In fact, many therapists will work with patients to find the right activity and environmental modifications patients need to effectively work around knee pain arthritis symptoms. Physical therapists and occupational therapists who routinely work with arthritis patients are very capable in helping those with knee pain arthritis find the right modifications to daily activities and living areas. This may include such modifications as using walking aids during acute knee pain arthritis attacks. It may also include such modifications as walk-thru bathtubs or other arthritis friendly household improvements that allow for common knee pain arthritis obstacles to be removed or otherwise avoided.
While physical and occupational therapy combined with modifications can help patients cope with knee pain arthritis, it is likely that other treatment options will also be necessary in order for patients to maintain normal activity levels. However, patients must understand, even with adding medications, dietary supplements, physical and/or occupational therapy, and exercise, knee pain arthritis is progressive by nature. There will come a time when knee pain arthritis will require severe limitations on daily activities. When that time comes, it may be necessary to take a serious look at knee replacement surgery. However, in the meantime, there are options.
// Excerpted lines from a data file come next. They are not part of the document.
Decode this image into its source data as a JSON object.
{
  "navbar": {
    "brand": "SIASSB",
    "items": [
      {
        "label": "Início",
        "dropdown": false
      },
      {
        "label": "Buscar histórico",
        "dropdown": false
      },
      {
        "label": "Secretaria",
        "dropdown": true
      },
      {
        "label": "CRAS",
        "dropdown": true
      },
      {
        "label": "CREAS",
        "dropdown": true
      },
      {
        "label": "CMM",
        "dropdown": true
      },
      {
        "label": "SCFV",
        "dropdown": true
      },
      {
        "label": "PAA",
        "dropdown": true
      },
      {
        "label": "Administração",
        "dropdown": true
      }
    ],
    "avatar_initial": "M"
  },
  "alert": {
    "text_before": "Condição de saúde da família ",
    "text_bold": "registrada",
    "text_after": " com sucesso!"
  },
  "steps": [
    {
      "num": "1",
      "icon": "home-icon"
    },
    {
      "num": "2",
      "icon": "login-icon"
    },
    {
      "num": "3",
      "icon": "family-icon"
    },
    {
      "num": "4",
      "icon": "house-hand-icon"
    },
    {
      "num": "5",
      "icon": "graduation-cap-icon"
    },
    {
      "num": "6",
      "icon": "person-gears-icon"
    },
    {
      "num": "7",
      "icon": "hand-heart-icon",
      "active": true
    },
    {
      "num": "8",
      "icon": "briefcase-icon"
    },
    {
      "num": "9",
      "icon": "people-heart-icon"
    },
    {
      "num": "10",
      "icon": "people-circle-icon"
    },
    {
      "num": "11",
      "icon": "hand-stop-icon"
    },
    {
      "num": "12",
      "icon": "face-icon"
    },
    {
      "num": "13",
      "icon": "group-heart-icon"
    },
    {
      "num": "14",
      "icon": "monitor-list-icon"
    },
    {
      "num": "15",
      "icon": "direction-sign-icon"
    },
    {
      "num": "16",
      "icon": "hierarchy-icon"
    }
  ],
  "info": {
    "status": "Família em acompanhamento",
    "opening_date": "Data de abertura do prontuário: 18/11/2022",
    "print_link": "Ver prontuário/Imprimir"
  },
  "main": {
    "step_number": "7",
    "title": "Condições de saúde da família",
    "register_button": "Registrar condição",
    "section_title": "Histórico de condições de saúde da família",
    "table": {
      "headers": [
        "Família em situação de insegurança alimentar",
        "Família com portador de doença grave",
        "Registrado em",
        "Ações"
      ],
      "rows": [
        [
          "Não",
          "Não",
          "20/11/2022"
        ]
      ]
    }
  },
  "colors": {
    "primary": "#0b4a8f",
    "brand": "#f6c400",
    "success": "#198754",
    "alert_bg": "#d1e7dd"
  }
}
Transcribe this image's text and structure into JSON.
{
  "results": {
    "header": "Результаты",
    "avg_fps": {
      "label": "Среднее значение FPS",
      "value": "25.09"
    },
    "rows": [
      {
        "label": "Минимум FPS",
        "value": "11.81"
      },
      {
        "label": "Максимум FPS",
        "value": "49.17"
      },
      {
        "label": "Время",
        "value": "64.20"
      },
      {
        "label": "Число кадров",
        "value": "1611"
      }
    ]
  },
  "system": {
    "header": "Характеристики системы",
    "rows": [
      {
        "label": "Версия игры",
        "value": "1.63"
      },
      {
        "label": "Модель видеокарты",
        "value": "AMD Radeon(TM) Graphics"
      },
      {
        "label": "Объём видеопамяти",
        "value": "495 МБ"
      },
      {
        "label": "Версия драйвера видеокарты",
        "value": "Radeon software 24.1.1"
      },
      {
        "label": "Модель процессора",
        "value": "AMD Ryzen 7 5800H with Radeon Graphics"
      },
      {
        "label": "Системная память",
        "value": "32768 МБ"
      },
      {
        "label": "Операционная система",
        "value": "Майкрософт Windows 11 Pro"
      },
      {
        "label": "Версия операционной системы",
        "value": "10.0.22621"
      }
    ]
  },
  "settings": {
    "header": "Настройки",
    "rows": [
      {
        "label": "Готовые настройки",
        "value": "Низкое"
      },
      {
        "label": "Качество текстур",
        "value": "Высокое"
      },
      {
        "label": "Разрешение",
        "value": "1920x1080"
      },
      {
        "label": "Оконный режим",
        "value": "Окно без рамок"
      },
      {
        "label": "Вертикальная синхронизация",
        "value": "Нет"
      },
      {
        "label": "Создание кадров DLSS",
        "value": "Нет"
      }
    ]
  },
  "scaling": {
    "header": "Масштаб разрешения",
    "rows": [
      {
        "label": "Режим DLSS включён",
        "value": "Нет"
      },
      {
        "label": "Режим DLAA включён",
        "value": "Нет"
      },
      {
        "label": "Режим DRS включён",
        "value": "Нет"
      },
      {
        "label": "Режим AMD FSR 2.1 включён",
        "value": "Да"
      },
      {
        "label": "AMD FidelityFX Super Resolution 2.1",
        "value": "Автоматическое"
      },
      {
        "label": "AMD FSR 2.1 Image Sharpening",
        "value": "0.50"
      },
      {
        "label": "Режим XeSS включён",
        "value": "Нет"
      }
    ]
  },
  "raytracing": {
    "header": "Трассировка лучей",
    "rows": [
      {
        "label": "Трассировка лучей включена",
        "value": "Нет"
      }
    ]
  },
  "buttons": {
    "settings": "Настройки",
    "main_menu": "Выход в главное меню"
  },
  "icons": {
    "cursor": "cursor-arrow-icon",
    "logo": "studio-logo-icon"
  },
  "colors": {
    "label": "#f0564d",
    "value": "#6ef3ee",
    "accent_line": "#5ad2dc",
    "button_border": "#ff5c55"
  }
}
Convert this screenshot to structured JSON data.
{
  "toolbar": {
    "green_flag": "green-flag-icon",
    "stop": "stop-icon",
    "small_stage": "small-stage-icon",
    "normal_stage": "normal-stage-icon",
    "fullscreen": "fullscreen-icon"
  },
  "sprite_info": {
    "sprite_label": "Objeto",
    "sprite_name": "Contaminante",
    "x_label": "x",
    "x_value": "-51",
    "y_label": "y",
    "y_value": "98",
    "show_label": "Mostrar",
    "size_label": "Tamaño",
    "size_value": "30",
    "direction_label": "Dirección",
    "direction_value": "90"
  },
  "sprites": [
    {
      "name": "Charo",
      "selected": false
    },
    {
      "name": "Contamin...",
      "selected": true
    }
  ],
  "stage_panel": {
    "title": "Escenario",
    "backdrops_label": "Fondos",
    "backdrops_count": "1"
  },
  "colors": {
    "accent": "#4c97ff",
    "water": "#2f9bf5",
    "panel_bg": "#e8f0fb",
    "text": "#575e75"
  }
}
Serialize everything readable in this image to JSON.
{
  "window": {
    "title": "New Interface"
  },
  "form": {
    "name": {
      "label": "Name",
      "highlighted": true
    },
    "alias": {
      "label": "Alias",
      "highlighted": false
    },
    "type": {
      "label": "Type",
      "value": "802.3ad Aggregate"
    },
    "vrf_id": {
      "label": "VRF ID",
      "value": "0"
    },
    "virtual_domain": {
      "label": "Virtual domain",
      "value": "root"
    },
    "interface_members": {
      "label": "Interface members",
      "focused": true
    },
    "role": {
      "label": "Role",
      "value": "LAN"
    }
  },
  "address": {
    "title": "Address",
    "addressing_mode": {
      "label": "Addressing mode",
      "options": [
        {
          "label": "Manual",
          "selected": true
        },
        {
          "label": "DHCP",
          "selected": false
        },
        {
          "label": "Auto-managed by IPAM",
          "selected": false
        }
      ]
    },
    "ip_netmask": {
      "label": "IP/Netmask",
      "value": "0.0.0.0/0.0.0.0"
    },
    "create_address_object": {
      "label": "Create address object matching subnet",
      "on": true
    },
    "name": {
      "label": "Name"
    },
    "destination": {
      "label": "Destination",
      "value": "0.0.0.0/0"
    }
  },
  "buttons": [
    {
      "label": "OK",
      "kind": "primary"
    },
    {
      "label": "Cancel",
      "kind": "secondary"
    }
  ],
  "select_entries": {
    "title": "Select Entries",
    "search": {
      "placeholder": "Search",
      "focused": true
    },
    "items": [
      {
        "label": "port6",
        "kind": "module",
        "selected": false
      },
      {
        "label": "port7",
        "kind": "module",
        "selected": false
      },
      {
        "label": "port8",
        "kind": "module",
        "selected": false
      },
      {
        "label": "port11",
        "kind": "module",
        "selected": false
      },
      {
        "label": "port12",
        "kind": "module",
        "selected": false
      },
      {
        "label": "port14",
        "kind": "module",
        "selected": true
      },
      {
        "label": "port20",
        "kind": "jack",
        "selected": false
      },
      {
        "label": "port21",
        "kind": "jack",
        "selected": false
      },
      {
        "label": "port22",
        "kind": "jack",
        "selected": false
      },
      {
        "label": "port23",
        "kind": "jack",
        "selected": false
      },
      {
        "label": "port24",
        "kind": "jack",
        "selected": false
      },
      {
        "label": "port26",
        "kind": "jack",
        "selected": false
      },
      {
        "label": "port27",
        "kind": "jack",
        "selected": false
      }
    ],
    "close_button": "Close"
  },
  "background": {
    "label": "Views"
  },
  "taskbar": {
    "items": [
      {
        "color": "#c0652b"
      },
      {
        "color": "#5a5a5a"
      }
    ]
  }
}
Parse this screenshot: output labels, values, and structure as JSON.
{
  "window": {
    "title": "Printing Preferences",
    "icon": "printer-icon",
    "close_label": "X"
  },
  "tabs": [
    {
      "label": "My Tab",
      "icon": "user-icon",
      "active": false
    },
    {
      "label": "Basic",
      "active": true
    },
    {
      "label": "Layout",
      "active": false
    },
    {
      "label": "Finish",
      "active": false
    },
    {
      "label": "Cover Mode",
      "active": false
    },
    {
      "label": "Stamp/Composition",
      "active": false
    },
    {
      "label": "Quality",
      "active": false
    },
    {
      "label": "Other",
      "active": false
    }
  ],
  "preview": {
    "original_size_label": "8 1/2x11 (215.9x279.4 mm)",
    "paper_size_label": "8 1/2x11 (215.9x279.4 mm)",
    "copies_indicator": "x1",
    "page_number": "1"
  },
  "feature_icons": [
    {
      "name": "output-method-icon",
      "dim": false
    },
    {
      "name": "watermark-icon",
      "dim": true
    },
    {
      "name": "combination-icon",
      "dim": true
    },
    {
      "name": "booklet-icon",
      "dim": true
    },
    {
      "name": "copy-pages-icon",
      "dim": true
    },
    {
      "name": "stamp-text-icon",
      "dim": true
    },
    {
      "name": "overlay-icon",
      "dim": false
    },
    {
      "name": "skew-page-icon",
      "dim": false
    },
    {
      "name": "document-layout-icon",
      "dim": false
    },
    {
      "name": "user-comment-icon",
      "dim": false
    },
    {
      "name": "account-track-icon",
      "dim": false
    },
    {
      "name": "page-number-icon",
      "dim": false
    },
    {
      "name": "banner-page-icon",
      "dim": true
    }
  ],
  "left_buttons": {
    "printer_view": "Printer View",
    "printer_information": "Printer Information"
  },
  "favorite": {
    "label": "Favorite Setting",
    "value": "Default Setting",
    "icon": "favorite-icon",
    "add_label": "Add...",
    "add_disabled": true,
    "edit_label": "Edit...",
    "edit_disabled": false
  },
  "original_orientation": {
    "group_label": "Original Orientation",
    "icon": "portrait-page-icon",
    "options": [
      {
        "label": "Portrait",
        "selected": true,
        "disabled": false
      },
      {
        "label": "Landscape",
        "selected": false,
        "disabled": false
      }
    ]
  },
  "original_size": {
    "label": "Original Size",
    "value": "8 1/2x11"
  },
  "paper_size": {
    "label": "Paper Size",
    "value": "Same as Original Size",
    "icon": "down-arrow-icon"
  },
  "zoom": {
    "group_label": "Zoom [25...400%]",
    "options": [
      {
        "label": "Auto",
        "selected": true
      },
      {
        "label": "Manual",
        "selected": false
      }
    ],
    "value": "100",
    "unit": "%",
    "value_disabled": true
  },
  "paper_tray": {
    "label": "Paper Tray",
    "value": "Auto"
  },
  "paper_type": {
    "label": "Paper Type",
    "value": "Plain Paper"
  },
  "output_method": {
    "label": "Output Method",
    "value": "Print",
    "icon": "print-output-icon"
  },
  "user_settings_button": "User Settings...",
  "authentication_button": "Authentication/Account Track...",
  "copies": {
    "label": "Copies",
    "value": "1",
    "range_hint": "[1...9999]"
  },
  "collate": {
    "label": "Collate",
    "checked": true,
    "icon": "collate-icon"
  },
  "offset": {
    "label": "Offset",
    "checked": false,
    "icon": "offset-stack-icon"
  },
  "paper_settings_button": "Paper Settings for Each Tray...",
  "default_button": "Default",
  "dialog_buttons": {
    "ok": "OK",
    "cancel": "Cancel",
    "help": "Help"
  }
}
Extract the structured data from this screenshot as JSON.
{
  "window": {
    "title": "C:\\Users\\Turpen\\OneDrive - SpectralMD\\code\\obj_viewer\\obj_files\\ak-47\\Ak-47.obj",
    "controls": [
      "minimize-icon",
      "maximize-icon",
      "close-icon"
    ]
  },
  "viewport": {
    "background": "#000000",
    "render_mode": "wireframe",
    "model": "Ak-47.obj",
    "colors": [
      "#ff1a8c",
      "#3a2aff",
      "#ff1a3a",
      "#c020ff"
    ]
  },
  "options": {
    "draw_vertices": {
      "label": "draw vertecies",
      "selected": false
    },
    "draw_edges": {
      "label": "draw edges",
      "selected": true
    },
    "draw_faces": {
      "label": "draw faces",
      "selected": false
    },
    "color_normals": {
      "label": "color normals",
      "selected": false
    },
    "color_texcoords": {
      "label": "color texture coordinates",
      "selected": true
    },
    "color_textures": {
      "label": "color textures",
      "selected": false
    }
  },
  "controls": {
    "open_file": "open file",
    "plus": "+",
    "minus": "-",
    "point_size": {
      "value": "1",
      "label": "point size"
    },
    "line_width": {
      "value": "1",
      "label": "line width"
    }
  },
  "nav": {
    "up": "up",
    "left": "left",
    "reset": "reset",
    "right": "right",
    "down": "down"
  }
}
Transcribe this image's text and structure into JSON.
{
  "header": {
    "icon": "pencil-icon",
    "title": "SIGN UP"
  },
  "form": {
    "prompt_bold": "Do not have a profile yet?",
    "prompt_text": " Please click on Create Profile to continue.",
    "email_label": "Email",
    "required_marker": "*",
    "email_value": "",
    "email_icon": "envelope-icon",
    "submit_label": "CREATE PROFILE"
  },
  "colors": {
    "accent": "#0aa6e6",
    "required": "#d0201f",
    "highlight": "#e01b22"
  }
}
The use of medications such as NSAIDs or prescription TNF inhibitors is a common way to treat knee pain arthritis. These medications allow for continued participation in normal daily activities, even when knee pain arthritis requires modification of those activities. In fact, most patients taking medications for knee pain arthritis continue to do so throughout their condition. Dietary supplements, activity modification, and exercise can lessen the need for chemical intervention, and can prolong the time until surgical intervention must be considered, but most patients still require some form of prescription medication as the disease progresses. They may minimize their dependence on these meds, but their use is generally still needed to function.